[Dataset records — start]

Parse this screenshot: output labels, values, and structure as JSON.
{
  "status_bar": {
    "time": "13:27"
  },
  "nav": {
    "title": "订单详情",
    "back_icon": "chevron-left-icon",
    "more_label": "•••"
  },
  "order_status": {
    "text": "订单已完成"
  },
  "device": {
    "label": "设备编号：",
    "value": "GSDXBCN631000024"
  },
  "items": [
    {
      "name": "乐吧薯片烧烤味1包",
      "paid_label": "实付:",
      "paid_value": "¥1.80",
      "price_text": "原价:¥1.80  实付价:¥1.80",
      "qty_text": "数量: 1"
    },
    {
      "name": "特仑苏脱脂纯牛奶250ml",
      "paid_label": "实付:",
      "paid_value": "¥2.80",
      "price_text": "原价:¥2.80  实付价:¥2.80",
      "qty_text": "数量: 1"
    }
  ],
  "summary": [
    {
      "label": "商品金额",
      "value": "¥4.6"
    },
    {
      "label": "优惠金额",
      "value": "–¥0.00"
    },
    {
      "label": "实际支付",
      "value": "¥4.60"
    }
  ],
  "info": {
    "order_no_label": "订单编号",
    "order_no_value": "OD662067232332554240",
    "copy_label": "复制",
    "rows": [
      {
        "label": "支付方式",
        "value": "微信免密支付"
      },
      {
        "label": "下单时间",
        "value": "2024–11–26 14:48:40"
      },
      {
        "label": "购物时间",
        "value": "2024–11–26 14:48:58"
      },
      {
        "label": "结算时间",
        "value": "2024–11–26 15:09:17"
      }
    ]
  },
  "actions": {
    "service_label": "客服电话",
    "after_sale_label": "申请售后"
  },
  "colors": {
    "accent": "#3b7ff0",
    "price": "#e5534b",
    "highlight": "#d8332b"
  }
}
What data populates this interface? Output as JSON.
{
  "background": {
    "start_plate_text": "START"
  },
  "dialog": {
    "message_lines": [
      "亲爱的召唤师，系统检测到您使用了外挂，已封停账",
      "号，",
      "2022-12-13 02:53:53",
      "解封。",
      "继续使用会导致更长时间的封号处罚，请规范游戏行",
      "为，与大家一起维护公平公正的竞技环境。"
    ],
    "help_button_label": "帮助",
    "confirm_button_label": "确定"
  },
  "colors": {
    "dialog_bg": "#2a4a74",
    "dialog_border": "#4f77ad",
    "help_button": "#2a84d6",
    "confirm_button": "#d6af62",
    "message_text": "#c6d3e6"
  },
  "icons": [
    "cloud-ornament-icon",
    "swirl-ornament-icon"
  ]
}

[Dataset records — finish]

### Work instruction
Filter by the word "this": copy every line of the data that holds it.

### Result below
Parse this screenshot: output labels, values, and structure as JSON.
What data populates this interface? Output as JSON.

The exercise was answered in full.